Workers seeking wage rises and firms trying to maintain profits in line with inflation could help sustain a spiral of prices and force further rate rise action, a top Bank of England official has warned.
The Bank’s chief economist Huw Pill said officials expect these so-called “second round” effects to be contained but that if they are not “further monetary policy response would be required”.
His comments come after BoE governor Andrew Bailey suggested that workers should not ask for big pay rises – remarks branded a “sick joke” by one union leader and rejected by Downing Street.
The Bank lifted its base rate from 0.25% to 0.5% last week as it seeks to curb a jump in inflation – which in December hit a near three-decade high at 5.4%, and which the Bank predicts will top 7%.
Officials on the Bank’s monetary policy committee voted 5-4 in favour of the hike, with the minority supporting a bigger increase, to 0.75%.
In a speech to economists on Wednesday, Mr Pill – who voted with the majority for the smaller increase – said that was partly because he did not want interest rate policy to be seen as “foot to the floor” on the accelerator.
But he said he did not want to rule out a bigger hike in all circumstances.
Mr Pill said higher international energy costs and goods prices in the long term would mean a “real hit to UK income” and that “someone will have to bear that cost”.
“The important question for monetary policy is how that happens; in particular, how pragmatic and realistic UK firms and households are in accepting the macroeconomic implications of the higher imported energy and goods prices,” he said.
Businesses and individuals responding by trying to protect their “real” incomes – that is, to keep them rising in line with inflation – could help keep up the price pressure.
“The longer that firms try to maintain real profit margins and employees try to maintain real wages, the more likely it is that domestically-generated inflation will achieve its own self-sustaining momentum even as the external impulse to UK inflation recedes,” Mr Pill said.
“Our baseline assumes that this risk of so-called second round effects will be contained, in part by the monetary policy measures taken and in prospect.
“But should this assumption come under threat or prove to be misplaced, a further monetary policy response would be required.”

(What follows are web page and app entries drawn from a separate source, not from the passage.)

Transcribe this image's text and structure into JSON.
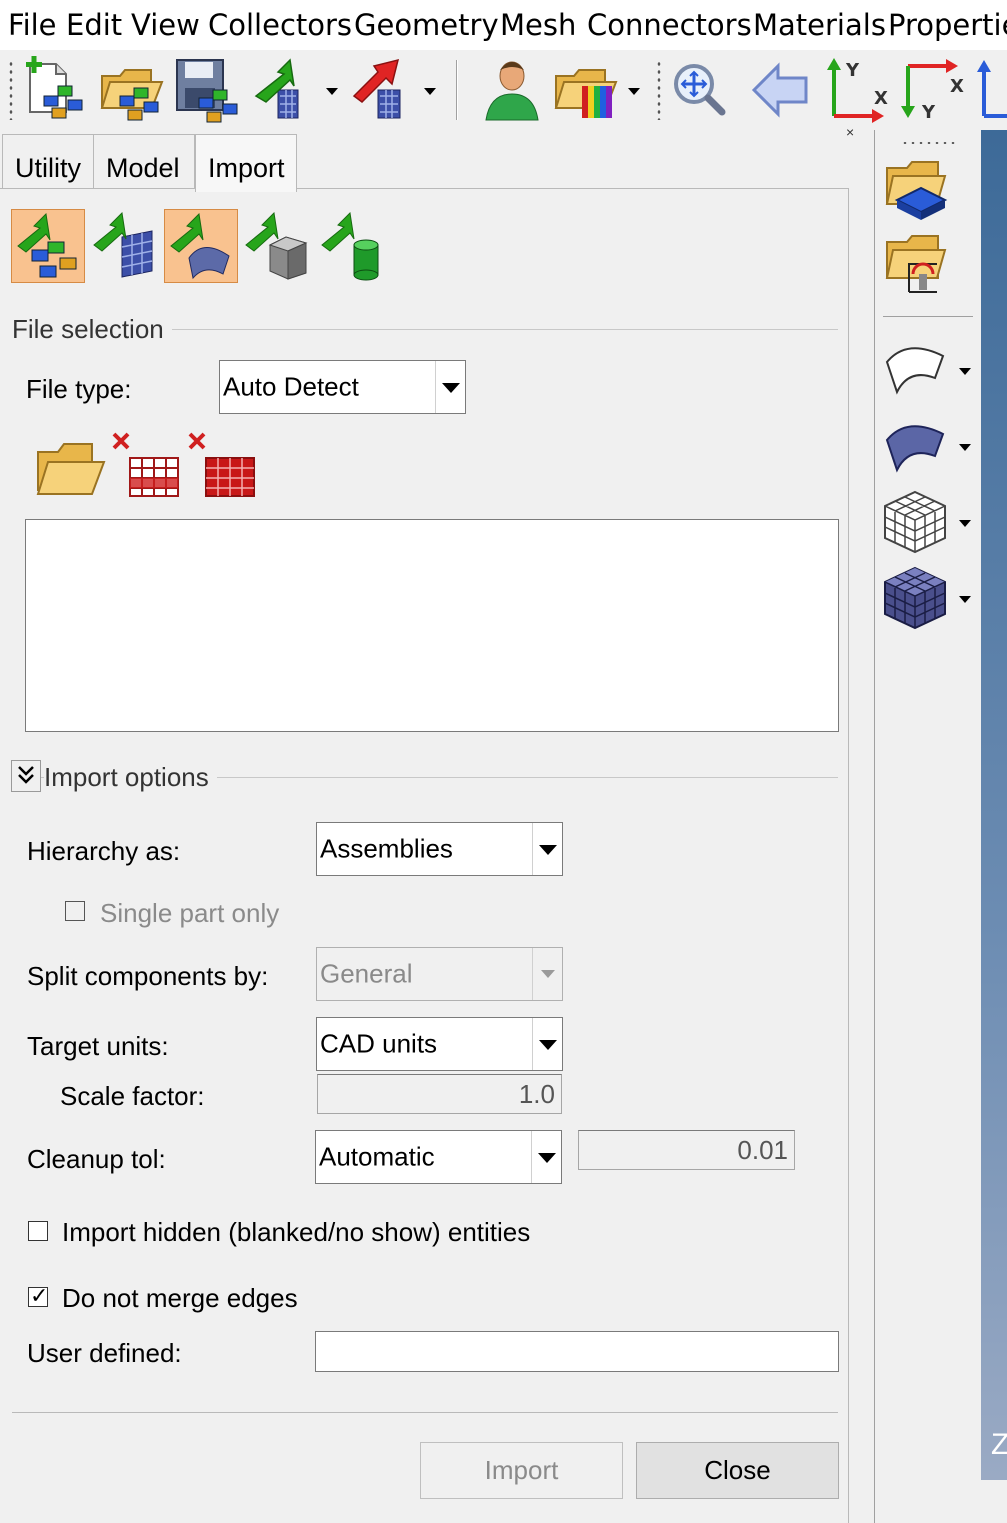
{
  "menubar": {
    "items": [
      "File",
      "Edit",
      "View",
      "Collectors",
      "Geometry",
      "Mesh",
      "Connectors",
      "Materials",
      "Propertie"
    ]
  },
  "toolbar": {
    "icons": [
      "new-model-icon",
      "open-model-icon",
      "save-model-icon",
      "import-icon",
      "export-icon",
      "user-profile-icon",
      "open-results-icon",
      "zoom-icon",
      "back-icon",
      "axis-y-x-icon",
      "axis-x-y-icon",
      "axis-z-icon"
    ],
    "axis_y_label": "Y",
    "axis_x_label": "X",
    "axis_x2_label": "X",
    "axis_y2_label": "Y"
  },
  "panel": {
    "close_glyph": "×",
    "tabs": [
      {
        "label": "Utility",
        "active": false
      },
      {
        "label": "Model",
        "active": false
      },
      {
        "label": "Import",
        "active": true
      }
    ],
    "sub_icons": [
      "import-model-icon",
      "import-fe-icon",
      "import-geometry-icon",
      "import-solid-icon",
      "import-connector-icon"
    ],
    "file_selection": {
      "group_label": "File selection",
      "file_type_label": "File type:",
      "file_type_value": "Auto Detect"
    },
    "import_options": {
      "group_label": "Import options",
      "hierarchy_label": "Hierarchy as:",
      "hierarchy_value": "Assemblies",
      "single_part_label": "Single part only",
      "single_part_checked": false,
      "split_label": "Split components by:",
      "split_value": "General",
      "target_units_label": "Target units:",
      "target_units_value": "CAD units",
      "scale_factor_label": "Scale factor:",
      "scale_factor_value": "1.0",
      "cleanup_label": "Cleanup tol:",
      "cleanup_value": "Automatic",
      "cleanup_tol_value": "0.01",
      "import_hidden_label": "Import hidden (blanked/no show) entities",
      "import_hidden_checked": false,
      "no_merge_label": "Do not merge edges",
      "no_merge_checked": true,
      "checkmark_glyph": "✓",
      "user_defined_label": "User defined:",
      "user_defined_value": ""
    },
    "buttons": {
      "import_label": "Import",
      "close_label": "Close"
    }
  },
  "right_strip": {
    "icons": [
      "folder-component-icon",
      "folder-load-icon",
      "surface-outline-icon",
      "surface-solid-icon",
      "mesh-wireframe-icon",
      "mesh-solid-icon"
    ]
  },
  "viewport": {
    "axis_label": "Z"
  },
  "colors": {
    "active_subtab": "#f9c28f",
    "viewport_blue": "#3d6a98",
    "arrow_green": "#27a51b",
    "arrow_red": "#e02424"
  }
}
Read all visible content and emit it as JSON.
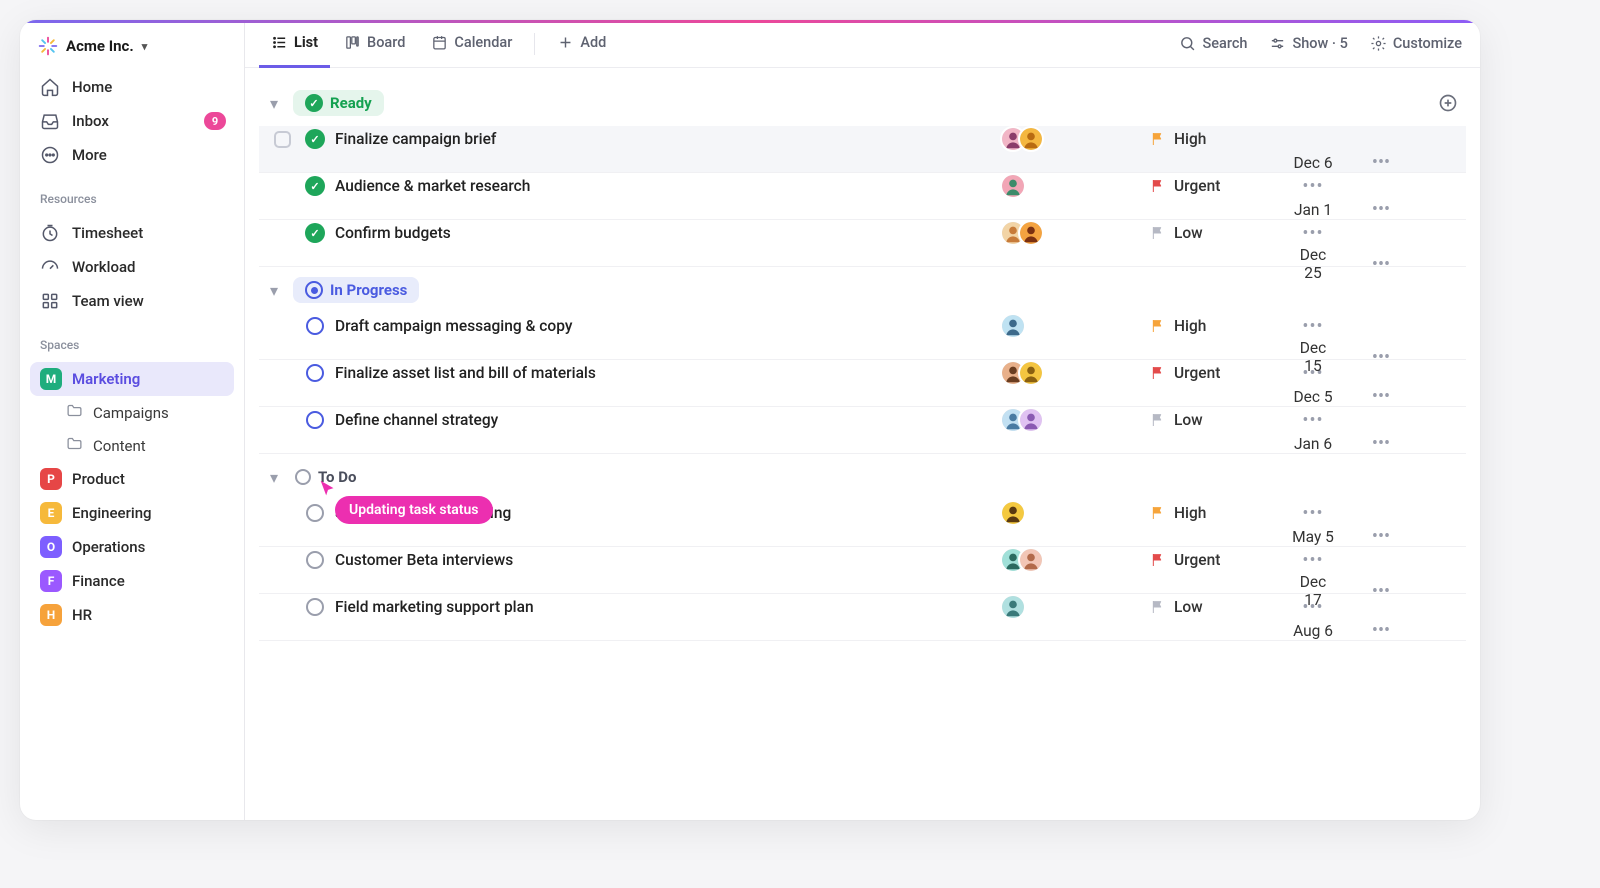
{
  "workspace": {
    "name": "Acme Inc."
  },
  "nav": {
    "home": "Home",
    "inbox": "Inbox",
    "inbox_badge": "9",
    "more": "More"
  },
  "sections": {
    "resources": "Resources",
    "spaces": "Spaces"
  },
  "resources": {
    "timesheet": "Timesheet",
    "workload": "Workload",
    "teamview": "Team view"
  },
  "spaces": [
    {
      "label": "Marketing",
      "initial": "M",
      "color": "#1fad7d",
      "active": true,
      "children": [
        "Campaigns",
        "Content"
      ]
    },
    {
      "label": "Product",
      "initial": "P",
      "color": "#e64646"
    },
    {
      "label": "Engineering",
      "initial": "E",
      "color": "#f6b93b"
    },
    {
      "label": "Operations",
      "initial": "O",
      "color": "#7d5fff"
    },
    {
      "label": "Finance",
      "initial": "F",
      "color": "#9b59ff"
    },
    {
      "label": "HR",
      "initial": "H",
      "color": "#f6a23b"
    }
  ],
  "toolbar": {
    "views": {
      "list": "List",
      "board": "Board",
      "calendar": "Calendar",
      "add": "Add"
    },
    "search": "Search",
    "show": "Show · 5",
    "customize": "Customize"
  },
  "groups": [
    {
      "key": "ready",
      "label": "Ready",
      "style": "ready",
      "icon": "check",
      "tasks": [
        {
          "title": "Finalize campaign brief",
          "avatars": [
            "#f2b6c6|#8b3d6a",
            "#f4b740|#b86b11"
          ],
          "priority": "High",
          "prio_color": "#f6a43b",
          "date": "Dec 6",
          "selected": true,
          "status": "done"
        },
        {
          "title": "Audience & market research",
          "avatars": [
            "#f2a6b6|#3d8b6a"
          ],
          "priority": "Urgent",
          "prio_color": "#e34b4b",
          "date": "Jan 1",
          "has_more": true,
          "status": "done"
        },
        {
          "title": "Confirm budgets",
          "avatars": [
            "#f2d4a6|#c77b3a",
            "#f4a340|#7a3010"
          ],
          "priority": "Low",
          "prio_color": "#b6b9c4",
          "date": "Dec 25",
          "has_more": true,
          "status": "done"
        }
      ]
    },
    {
      "key": "inprogress",
      "label": "In Progress",
      "style": "inprogress",
      "icon": "target",
      "tasks": [
        {
          "title": "Draft campaign messaging & copy",
          "avatars": [
            "#bfe2f2|#3d6a8b"
          ],
          "priority": "High",
          "prio_color": "#f6a43b",
          "date": "Dec 15",
          "has_more": true,
          "status": "ring-blue"
        },
        {
          "title": "Finalize asset list and bill of materials",
          "avatars": [
            "#e8b08a|#6a3d20",
            "#f4c540|#8a6010"
          ],
          "priority": "Urgent",
          "prio_color": "#e34b4b",
          "date": "Dec 5",
          "has_more": true,
          "status": "ring-blue"
        },
        {
          "title": "Define channel strategy",
          "avatars": [
            "#c2e0f2|#4a7ba2",
            "#e0c2f2|#8a5ab2"
          ],
          "priority": "Low",
          "prio_color": "#b6b9c4",
          "date": "Jan 6",
          "has_more": true,
          "status": "ring-blue"
        }
      ]
    },
    {
      "key": "todo",
      "label": "To Do",
      "style": "todo",
      "icon": "ring",
      "tasks": [
        {
          "title": "Schedule kickoff meeting",
          "avatars": [
            "#f4c940|#5a3a10"
          ],
          "priority": "High",
          "prio_color": "#f6a43b",
          "date": "May 5",
          "has_more": true,
          "status": "ring-gray"
        },
        {
          "title": "Customer Beta interviews",
          "avatars": [
            "#a0e0d8|#2a6a60",
            "#f2c6b6|#b26a4a"
          ],
          "priority": "Urgent",
          "prio_color": "#e34b4b",
          "date": "Dec 17",
          "has_more": true,
          "status": "ring-gray"
        },
        {
          "title": "Field marketing support plan",
          "avatars": [
            "#b0e0e0|#3a7a7a"
          ],
          "priority": "Low",
          "prio_color": "#b6b9c4",
          "date": "Aug 6",
          "has_more": true,
          "status": "ring-gray"
        }
      ]
    }
  ],
  "cursor_label": "Updating task status"
}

Mr Pill added, however, that there was uncertainty on both sides – with the possibility of energy prices falling potentially meaning interest rates could be kept low.
The Bank has already signalled that there could be further rate increases and Mr Pill’s speech referred to “the prospect of more to come in the coming months”.
But he also backed a “steady handed” approach.
Mr Pill’s comments come ahead of January inflation figures due next week.
Britain’s cost of living squeeze has seen a surge in prices across the board led by higher household bills but also including rising petrol and food costs.
It is set to worsen in the spring after Ofgem announced an increase in the energy price cap, which will add around £700 on average to annual gas and electricity charges for millions of consumers.
Latest labour market data shows wage rises are already struggling to keep pace.
In November, Mr Bailey played down the idea that inflation could face a 1970s-style wage-price spiral – suggesting that while employers might be paying more to hire new staff that would not necessarily translate into higher wages for existing workers.
But the governor’s comments on wages last week and Mr Pill’s language warning of “self-sustaining momentum” for inflation suggest officials are trying to guard against such a prospect.